[Table of Contents] [Search]


[Date Prev][Date Next][Thread Prev][Thread Next][Date Index][Thread Index]

Re: [BKARTS] craft standards, poor books



hi--
i'm a new member...haven't actually posted much yet though.
just some thoughts on the subject of "rustic", "naive", or "innocent" art.
i'm thinking that design/composition is either well done or not.. choices of materials and the way it is put together (craft) needs to be skillfully done to create a "well made book" or to begin any art. this hopefully is the basis or point of departure of an "artists' book". the next step -- whether you use leather, paper, metals, wood or car tires and/or any other idiosyncratic materials is, again, how it's put together + your intent. you can create pages that are manipulated by folding or by sewing other materials together or even welded together these are some of the elements that will define whether it appears chaotic, rustic, elegant or traditional the artist needs to bring their sensibility to that particular book and go with their ideas and what the materials dictate to create a unified book. while the art/craft of book binding has a rich history, the book form has found a new "life" as "artists' books". many ideas adopted by artists and used in their art...is received by purists as bastardizing something sacred while it should be embraced as a new approach to an old idea.
i know i started with a very traditional background in binding books and have adopted those basic, traditional ideas, and brought them to a different level by challenging the boundaries of the form. with the use of materials such as copper,brass, steel and fiberglass with paper i've been able to create very unified "books" as well as making a piece of art. it may help to think of it as a journey -- the idea of "book" takes an artist + their sensibility + his/her level of expertise + their intent.
so to master what it is you call rustic...you need to work with materials you know and understand and be open to the limitations a material has, as well as challenge these limitations or your idea and be open to solve another problem to make the piece work -- you have to give something up to get something.
just another point of view...


best of luck,
victoria kniering
pleiades press

On Jan 1, 2008, at 12:52 PM, Kathleen Garness wrote:

There are many POVs of course on this, but Kate's comment reminds me of my days at the Art Institute where the critiques were unnecessarily blisteringly cruel and unhelpful. I remember young artists in tears after such daily sessions. An abuse of power on the part of the instructor and the fellow students was my considered opinion. Of course there were those who would say 'if you can't stand the heat stay out of the kitchen' but I felt that everyone there paid their tuition and so had an equal right to respect and understanding of their approach. What was also interesting was that the instructors would say "don't copy/imitate what I do but if you didn't you'd flunk the class... : / We quickly learned to articulate our reasons why we took a particular approach and also developed rhinoceros hide... A friend who studied at the neighboring campus of the University of Illinois experienced pretty much the same thing.

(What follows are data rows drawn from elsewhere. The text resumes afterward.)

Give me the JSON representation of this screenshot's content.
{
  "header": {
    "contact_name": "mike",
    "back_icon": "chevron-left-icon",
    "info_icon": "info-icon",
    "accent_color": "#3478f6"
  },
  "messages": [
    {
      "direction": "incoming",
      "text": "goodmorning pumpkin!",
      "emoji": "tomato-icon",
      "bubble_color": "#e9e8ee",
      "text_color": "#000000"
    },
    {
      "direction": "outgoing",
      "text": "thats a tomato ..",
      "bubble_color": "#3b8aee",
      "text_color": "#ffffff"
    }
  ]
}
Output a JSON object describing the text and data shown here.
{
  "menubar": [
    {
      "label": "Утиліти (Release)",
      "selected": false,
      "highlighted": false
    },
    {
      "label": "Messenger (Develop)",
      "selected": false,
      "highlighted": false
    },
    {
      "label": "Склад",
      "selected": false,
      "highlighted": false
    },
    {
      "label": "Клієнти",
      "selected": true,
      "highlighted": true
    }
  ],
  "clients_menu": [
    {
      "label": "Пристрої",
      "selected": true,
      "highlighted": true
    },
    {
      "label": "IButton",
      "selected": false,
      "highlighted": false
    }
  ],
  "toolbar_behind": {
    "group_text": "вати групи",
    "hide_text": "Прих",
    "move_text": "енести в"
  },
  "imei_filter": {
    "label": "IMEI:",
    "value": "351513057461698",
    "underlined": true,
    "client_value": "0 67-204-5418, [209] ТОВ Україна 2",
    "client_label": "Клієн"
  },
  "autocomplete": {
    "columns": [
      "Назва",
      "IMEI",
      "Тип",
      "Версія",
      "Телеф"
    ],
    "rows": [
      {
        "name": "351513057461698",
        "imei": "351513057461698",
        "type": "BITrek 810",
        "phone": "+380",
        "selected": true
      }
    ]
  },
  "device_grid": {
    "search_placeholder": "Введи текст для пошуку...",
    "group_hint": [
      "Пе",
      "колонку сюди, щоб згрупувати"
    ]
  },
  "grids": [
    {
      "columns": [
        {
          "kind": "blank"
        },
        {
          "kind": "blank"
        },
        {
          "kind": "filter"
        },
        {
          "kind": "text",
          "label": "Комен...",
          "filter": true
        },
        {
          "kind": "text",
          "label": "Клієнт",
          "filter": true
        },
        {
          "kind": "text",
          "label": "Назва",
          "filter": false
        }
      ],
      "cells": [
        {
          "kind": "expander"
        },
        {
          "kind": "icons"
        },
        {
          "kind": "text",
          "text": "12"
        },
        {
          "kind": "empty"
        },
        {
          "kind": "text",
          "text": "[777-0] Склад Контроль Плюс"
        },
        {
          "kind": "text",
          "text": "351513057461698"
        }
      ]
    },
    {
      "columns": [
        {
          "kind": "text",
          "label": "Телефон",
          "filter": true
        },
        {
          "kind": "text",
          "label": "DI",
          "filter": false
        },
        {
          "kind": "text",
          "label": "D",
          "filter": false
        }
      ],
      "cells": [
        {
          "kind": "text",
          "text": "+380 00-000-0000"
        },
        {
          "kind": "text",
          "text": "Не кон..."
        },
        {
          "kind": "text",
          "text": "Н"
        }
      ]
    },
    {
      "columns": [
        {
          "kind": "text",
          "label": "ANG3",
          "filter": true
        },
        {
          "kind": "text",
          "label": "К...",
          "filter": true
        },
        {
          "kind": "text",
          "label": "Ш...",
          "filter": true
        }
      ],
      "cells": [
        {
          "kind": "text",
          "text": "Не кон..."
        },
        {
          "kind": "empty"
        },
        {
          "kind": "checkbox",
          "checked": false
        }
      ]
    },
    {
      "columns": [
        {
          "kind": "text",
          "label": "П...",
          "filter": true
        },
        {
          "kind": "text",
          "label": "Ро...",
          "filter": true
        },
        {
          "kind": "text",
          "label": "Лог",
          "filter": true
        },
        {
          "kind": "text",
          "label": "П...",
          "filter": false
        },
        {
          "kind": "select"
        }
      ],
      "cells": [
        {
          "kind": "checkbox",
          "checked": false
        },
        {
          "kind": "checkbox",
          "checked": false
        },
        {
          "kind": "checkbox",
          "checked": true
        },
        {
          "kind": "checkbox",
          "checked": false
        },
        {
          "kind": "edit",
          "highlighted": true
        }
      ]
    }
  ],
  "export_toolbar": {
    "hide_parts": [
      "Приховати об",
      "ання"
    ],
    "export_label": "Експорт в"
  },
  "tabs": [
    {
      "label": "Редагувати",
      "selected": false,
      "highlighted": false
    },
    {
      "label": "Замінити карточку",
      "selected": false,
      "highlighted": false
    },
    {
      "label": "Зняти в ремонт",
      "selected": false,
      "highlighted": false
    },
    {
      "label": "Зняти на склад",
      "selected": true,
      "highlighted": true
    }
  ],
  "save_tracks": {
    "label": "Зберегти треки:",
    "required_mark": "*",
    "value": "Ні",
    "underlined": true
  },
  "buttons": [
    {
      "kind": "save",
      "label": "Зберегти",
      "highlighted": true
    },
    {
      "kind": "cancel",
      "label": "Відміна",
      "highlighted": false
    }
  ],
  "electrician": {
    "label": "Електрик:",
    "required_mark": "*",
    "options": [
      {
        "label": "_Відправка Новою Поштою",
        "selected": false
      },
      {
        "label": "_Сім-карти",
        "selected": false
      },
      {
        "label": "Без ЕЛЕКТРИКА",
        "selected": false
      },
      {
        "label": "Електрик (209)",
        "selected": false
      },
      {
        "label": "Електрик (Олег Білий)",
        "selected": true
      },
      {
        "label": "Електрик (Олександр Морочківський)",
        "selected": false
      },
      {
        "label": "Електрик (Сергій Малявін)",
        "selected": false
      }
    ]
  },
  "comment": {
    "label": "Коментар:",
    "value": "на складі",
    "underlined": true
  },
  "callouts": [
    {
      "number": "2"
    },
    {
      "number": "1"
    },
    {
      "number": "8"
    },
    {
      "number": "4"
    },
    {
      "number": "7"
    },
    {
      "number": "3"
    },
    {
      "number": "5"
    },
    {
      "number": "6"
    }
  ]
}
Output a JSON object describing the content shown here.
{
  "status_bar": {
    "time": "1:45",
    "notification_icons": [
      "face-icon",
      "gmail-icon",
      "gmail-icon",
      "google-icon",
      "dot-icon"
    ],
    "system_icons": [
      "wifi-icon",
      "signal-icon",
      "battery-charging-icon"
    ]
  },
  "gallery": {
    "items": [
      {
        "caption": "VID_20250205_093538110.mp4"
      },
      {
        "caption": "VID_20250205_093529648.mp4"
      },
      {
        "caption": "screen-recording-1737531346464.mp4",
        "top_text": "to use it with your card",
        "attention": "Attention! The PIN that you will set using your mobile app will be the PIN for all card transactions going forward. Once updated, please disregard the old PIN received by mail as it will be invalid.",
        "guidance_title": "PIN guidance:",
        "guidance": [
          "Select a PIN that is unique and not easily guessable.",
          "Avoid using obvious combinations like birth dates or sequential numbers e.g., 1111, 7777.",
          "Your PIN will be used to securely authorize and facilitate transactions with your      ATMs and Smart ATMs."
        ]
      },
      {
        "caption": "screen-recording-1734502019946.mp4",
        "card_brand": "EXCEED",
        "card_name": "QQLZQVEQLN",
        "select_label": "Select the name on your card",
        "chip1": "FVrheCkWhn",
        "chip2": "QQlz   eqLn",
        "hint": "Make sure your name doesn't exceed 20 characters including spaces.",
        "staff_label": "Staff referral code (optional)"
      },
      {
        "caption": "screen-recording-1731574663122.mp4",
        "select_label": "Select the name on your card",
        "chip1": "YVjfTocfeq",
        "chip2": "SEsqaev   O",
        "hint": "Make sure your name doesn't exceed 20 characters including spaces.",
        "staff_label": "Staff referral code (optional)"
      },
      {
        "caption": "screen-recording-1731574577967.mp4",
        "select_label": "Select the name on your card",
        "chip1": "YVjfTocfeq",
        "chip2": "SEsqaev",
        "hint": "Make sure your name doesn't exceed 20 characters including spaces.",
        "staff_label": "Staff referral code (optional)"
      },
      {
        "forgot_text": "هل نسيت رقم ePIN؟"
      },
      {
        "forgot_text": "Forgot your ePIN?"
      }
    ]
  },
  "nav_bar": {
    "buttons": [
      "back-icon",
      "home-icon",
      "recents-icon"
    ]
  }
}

Having standards with examples and discussion about them is important. When that doesn't happen, isn't that a disservice to the student?

Kathy G


On Jan 1, 2008, at 5:40 AM, Kate Hanson wrote:


Sort of reminds me of my studio mate's first critique as an MFA candidate.
The professor came in, looked at her drawing and asked, "Did you draw that
badly on purpose?"



Every Day Is a New Beginning


"The friendships we develop determine the quality of our own souls" Joan Chittister, OSB

***********************************************
The Bonefolder, Vol. 4, No. 1, 2007 is Now Online at
<http://http://www.philobiblon.com/bonefolder>
For all your subscription questions, go to the
Book_Arts-L FAQ and Archive.
See <http://www.philobiblon.com> for full information
***********************************************

***********************************************
The Bonefolder, Vol. 4, No. 1, 2007 is Now Online at
<http://http://www.philobiblon.com/bonefolder>
For all your subscription questions, go to the
Book_Arts-L FAQ and Archive.
See <http://www.philobiblon.com> for full information
***********************************************



[Subject index] [Index for current month] [Table of Contents] [Search]

 [CoOL]

Search BookArts Archives

This page last changed: January 01, 2008